PROBLEM TO WORK ON:
Read through the data, and wherever a line holds the word "emoji", write that line out.
GIVEN ENTRIES START
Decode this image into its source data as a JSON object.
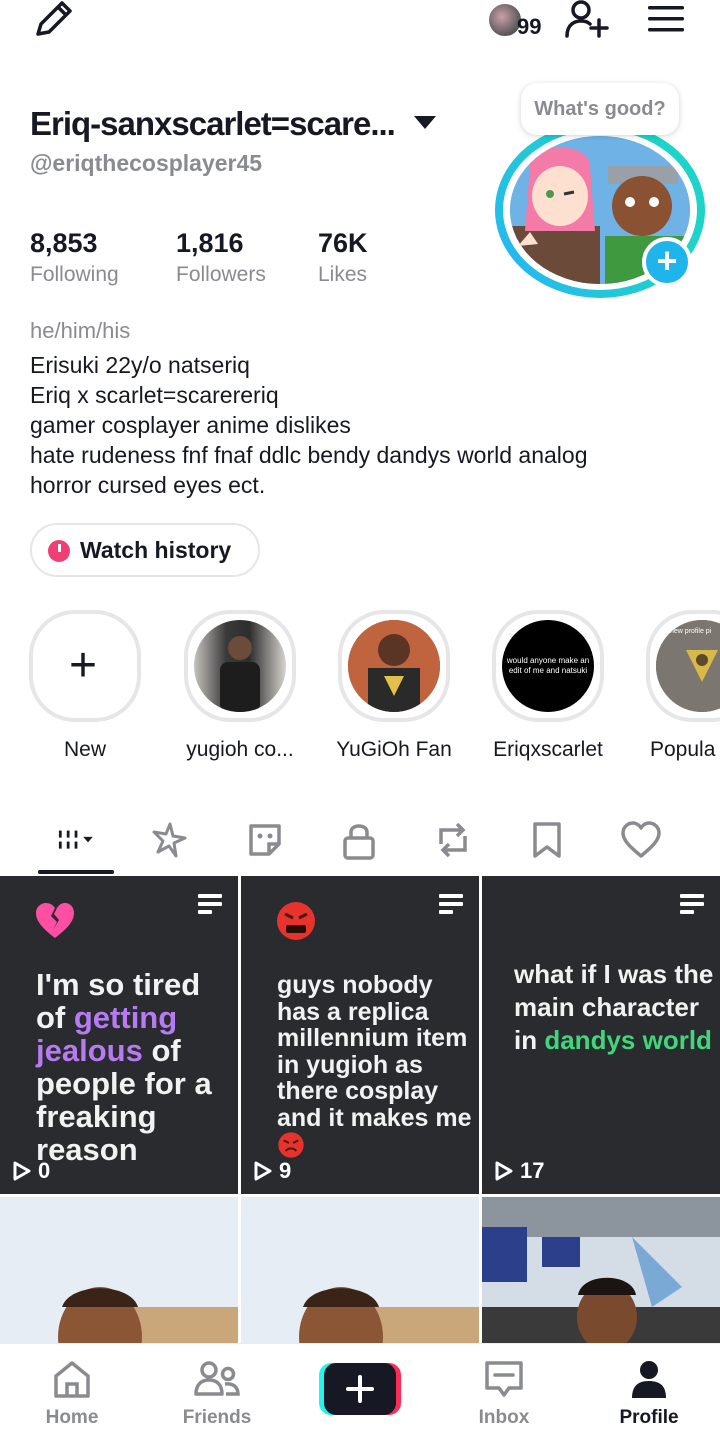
{
  "topbar": {
    "notification_count": "99"
  },
  "profile": {
    "display_name": "Eriq-sanxscarlet=scare...",
    "handle": "@eriqthecosplayer45",
    "bubble_text": "What's good?",
    "stats": [
      {
        "value": "8,853",
        "label": "Following"
      },
      {
        "value": "1,816",
        "label": "Followers"
      },
      {
        "value": "76K",
        "label": "Likes"
      }
    ],
    "pronouns": "he/him/his",
    "bio_lines": [
      "Erisuki 22y/o natseriq",
      "Eriq x scarlet=scarereriq",
      "gamer cosplayer anime dislikes",
      "hate rudeness fnf fnaf ddlc bendy dandys world analog",
      "horror cursed eyes ect."
    ],
    "watch_history_label": "Watch history"
  },
  "highlights": [
    {
      "label": "New"
    },
    {
      "label": "yugioh co..."
    },
    {
      "label": "YuGiOh Fan"
    },
    {
      "label": "Eriqxscarlet",
      "thumb_text": "would anyone make an edit of me and natsuki"
    },
    {
      "label": "Popula",
      "thumb_text": "new profile pi"
    }
  ],
  "tabs": [
    "videos",
    "reposts-spark",
    "stickers",
    "private",
    "repost",
    "saved",
    "liked"
  ],
  "posts": [
    {
      "caption_parts": [
        "I'm so tired of ",
        "getting jealous",
        " of people for a freaking reason"
      ],
      "views": "0",
      "emoji": "broken-heart-icon"
    },
    {
      "caption": "guys nobody has a replica millennium item in yugioh as there cosplay and it makes me",
      "views": "9",
      "emoji": "angry-face-icon"
    },
    {
      "caption_parts": [
        "what if I was the main character in ",
        "dandys world"
      ],
      "views": "17"
    }
  ],
  "bottom_nav": [
    {
      "label": "Home"
    },
    {
      "label": "Friends"
    },
    {
      "label": ""
    },
    {
      "label": "Inbox"
    },
    {
      "label": "Profile"
    }
  ],
  "colors": {
    "accent_teal": "#1ed3c8",
    "accent_blue": "#20b4ec",
    "highlight_purple": "#b67bf2",
    "highlight_green": "#40d77b",
    "history_pink": "#ef3f75"
  }
}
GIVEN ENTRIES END
WORKED SOLUTION:
      "emoji": "broken-heart-icon"
      "emoji": "angry-face-icon"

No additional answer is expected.